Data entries
-.-.-
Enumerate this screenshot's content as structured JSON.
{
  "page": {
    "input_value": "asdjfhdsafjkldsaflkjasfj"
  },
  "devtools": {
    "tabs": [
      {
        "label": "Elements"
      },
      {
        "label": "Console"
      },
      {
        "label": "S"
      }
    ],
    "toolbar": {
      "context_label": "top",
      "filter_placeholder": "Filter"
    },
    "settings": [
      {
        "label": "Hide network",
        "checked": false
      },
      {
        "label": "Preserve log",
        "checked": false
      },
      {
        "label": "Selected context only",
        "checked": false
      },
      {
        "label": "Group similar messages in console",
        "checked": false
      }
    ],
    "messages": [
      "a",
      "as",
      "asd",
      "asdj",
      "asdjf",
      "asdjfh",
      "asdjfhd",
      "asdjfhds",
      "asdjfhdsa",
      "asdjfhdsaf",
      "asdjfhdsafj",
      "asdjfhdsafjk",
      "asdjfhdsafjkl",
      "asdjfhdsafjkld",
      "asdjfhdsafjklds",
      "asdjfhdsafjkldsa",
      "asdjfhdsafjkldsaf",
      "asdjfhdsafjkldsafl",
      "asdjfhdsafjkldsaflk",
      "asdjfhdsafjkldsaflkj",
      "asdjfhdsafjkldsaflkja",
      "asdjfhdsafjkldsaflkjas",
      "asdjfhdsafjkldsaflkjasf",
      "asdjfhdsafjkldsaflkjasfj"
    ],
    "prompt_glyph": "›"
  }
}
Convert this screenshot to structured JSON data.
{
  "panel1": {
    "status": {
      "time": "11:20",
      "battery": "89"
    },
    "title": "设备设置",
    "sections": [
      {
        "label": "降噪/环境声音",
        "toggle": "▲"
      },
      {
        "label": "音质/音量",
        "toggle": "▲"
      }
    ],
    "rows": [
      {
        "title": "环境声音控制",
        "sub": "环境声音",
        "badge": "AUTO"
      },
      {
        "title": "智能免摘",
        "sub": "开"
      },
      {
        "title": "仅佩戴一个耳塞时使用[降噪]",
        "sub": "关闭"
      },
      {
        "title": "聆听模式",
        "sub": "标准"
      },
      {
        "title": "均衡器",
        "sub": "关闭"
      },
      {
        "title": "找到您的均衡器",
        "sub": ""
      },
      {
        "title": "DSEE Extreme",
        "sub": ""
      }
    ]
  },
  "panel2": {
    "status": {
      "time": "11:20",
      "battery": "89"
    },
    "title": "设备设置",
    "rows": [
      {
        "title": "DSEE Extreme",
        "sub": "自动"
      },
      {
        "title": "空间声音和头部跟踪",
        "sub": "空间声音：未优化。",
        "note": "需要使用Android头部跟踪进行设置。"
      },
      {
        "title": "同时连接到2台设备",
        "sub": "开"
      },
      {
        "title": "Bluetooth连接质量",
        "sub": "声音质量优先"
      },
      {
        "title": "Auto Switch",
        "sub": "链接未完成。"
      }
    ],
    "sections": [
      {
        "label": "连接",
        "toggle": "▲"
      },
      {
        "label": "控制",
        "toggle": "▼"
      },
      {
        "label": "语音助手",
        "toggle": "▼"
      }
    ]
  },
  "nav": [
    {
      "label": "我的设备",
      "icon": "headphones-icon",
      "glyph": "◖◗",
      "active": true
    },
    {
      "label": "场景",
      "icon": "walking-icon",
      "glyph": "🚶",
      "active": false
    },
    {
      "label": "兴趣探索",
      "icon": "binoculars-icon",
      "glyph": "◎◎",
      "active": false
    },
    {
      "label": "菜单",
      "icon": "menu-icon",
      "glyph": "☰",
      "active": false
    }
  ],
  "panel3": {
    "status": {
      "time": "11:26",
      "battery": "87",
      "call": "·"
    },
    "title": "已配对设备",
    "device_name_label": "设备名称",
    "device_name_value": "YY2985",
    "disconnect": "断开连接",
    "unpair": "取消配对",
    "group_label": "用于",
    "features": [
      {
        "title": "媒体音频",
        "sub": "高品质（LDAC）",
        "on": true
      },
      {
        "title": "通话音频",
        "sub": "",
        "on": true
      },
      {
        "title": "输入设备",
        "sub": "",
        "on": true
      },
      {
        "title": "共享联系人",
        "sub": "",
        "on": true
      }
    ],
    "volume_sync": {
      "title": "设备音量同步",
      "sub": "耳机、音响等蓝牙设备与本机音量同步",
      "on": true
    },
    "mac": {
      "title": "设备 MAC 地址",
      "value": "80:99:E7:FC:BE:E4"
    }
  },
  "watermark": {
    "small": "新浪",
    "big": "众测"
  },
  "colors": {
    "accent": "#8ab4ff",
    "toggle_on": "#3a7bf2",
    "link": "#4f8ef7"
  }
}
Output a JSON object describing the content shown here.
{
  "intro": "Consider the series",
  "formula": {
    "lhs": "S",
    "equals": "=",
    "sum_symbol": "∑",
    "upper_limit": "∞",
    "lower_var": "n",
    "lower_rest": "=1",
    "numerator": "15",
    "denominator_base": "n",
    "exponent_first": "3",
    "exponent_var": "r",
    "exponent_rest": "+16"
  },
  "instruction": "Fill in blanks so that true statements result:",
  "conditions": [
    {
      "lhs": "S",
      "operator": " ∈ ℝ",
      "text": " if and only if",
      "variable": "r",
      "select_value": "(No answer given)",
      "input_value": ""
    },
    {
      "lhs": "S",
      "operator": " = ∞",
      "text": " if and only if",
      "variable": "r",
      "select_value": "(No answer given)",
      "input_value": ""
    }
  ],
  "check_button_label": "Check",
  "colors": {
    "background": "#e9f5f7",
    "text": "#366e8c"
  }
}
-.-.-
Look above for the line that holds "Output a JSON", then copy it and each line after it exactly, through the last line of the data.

=== REPLY ===
Output a JSON object describing the content shown here.
{
  "intro": "Consider the series",
  "formula": {
    "lhs": "S",
    "equals": "=",
    "sum_symbol": "∑",
    "upper_limit": "∞",
    "lower_var": "n",
    "lower_rest": "=1",
    "numerator": "15",
    "denominator_base": "n",
    "exponent_first": "3",
    "exponent_var": "r",
    "exponent_rest": "+16"
  },
  "instruction": "Fill in blanks so that true statements result:",
  "conditions": [
    {
      "lhs": "S",
      "operator": " ∈ ℝ",
      "text": " if and only if",
      "variable": "r",
      "select_value": "(No answer given)",
      "input_value": ""
    },
    {
      "lhs": "S",
      "operator": " = ∞",
      "text": " if and only if",
      "variable": "r",
      "select_value": "(No answer given)",
      "input_value": ""
    }
  ],
  "check_button_label": "Check",
  "colors": {
    "background": "#e9f5f7",
    "text": "#366e8c"
  }
}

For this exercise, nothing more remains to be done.